(Beginning of LISTED ENTRIES)
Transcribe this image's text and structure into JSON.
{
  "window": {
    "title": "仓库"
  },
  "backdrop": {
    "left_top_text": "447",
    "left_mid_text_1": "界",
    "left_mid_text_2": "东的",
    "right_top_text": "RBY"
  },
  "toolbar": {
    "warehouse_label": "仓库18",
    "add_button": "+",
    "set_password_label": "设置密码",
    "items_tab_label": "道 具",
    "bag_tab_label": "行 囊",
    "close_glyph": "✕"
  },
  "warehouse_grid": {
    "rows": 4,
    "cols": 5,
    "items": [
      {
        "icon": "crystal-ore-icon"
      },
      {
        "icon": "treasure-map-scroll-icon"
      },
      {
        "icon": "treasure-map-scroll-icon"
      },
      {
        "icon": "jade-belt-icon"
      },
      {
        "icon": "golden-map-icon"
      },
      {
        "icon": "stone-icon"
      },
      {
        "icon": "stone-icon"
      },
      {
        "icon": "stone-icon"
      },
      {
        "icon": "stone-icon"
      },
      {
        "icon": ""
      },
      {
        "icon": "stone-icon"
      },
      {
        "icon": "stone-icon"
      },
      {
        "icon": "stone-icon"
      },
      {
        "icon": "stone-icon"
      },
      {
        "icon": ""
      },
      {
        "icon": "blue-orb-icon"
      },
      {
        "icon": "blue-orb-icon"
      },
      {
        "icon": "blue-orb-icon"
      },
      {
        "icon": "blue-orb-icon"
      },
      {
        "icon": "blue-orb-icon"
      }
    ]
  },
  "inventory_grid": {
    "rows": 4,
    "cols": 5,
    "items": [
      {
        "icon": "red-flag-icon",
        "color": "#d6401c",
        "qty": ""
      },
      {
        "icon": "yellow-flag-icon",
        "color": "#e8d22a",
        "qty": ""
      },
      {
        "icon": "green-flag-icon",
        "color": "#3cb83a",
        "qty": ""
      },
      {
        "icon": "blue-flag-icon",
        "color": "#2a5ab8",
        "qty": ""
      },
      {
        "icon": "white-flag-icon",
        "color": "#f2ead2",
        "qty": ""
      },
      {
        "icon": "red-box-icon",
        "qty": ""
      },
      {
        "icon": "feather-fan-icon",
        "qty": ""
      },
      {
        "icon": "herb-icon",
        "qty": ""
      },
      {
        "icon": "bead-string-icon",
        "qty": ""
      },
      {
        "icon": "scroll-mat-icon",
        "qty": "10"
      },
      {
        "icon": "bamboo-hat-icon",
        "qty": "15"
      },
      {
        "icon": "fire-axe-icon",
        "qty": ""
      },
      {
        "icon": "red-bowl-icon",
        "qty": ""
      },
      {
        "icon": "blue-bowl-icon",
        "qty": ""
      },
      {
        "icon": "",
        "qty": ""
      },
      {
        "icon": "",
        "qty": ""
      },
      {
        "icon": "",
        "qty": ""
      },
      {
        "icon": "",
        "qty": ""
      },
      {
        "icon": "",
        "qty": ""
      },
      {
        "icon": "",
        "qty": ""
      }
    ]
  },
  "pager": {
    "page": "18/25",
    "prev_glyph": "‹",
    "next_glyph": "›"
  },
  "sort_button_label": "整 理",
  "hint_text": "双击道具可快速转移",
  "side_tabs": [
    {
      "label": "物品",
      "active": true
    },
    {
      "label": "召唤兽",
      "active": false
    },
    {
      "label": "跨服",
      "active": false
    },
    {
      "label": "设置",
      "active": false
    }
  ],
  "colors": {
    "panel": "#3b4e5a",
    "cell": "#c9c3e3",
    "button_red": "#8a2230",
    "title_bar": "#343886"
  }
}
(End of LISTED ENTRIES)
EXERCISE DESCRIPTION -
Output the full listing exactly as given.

RESULT FOR THIS TASK -
Transcribe this image's text and structure into JSON.
{
  "window": {
    "title": "仓库"
  },
  "backdrop": {
    "left_top_text": "447",
    "left_mid_text_1": "界",
    "left_mid_text_2": "东的",
    "right_top_text": "RBY"
  },
  "toolbar": {
    "warehouse_label": "仓库18",
    "add_button": "+",
    "set_password_label": "设置密码",
    "items_tab_label": "道 具",
    "bag_tab_label": "行 囊",
    "close_glyph": "✕"
  },
  "warehouse_grid": {
    "rows": 4,
    "cols": 5,
    "items": [
      {
        "icon": "crystal-ore-icon"
      },
      {
        "icon": "treasure-map-scroll-icon"
      },
      {
        "icon": "treasure-map-scroll-icon"
      },
      {
        "icon": "jade-belt-icon"
      },
      {
        "icon": "golden-map-icon"
      },
      {
        "icon": "stone-icon"
      },
      {
        "icon": "stone-icon"
      },
      {
        "icon": "stone-icon"
      },
      {
        "icon": "stone-icon"
      },
      {
        "icon": ""
      },
      {
        "icon": "stone-icon"
      },
      {
        "icon": "stone-icon"
      },
      {
        "icon": "stone-icon"
      },
      {
        "icon": "stone-icon"
      },
      {
        "icon": ""
      },
      {
        "icon": "blue-orb-icon"
      },
      {
        "icon": "blue-orb-icon"
      },
      {
        "icon": "blue-orb-icon"
      },
      {
        "icon": "blue-orb-icon"
      },
      {
        "icon": "blue-orb-icon"
      }
    ]
  },
  "inventory_grid": {
    "rows": 4,
    "cols": 5,
    "items": [
      {
        "icon": "red-flag-icon",
        "color": "#d6401c",
        "qty": ""
      },
      {
        "icon": "yellow-flag-icon",
        "color": "#e8d22a",
        "qty": ""
      },
      {
        "icon": "green-flag-icon",
        "color": "#3cb83a",
        "qty": ""
      },
      {
        "icon": "blue-flag-icon",
        "color": "#2a5ab8",
        "qty": ""
      },
      {
        "icon": "white-flag-icon",
        "color": "#f2ead2",
        "qty": ""
      },
      {
        "icon": "red-box-icon",
        "qty": ""
      },
      {
        "icon": "feather-fan-icon",
        "qty": ""
      },
      {
        "icon": "herb-icon",
        "qty": ""
      },
      {
        "icon": "bead-string-icon",
        "qty": ""
      },
      {
        "icon": "scroll-mat-icon",
        "qty": "10"
      },
      {
        "icon": "bamboo-hat-icon",
        "qty": "15"
      },
      {
        "icon": "fire-axe-icon",
        "qty": ""
      },
      {
        "icon": "red-bowl-icon",
        "qty": ""
      },
      {
        "icon": "blue-bowl-icon",
        "qty": ""
      },
      {
        "icon": "",
        "qty": ""
      },
      {
        "icon": "",
        "qty": ""
      },
      {
        "icon": "",
        "qty": ""
      },
      {
        "icon": "",
        "qty": ""
      },
      {
        "icon": "",
        "qty": ""
      },
      {
        "icon": "",
        "qty": ""
      }
    ]
  },
  "pager": {
    "page": "18/25",
    "prev_glyph": "‹",
    "next_glyph": "›"
  },
  "sort_button_label": "整 理",
  "hint_text": "双击道具可快速转移",
  "side_tabs": [
    {
      "label": "物品",
      "active": true
    },
    {
      "label": "召唤兽",
      "active": false
    },
    {
      "label": "跨服",
      "active": false
    },
    {
      "label": "设置",
      "active": false
    }
  ],
  "colors": {
    "panel": "#3b4e5a",
    "cell": "#c9c3e3",
    "button_red": "#8a2230",
    "title_bar": "#343886"
  }
}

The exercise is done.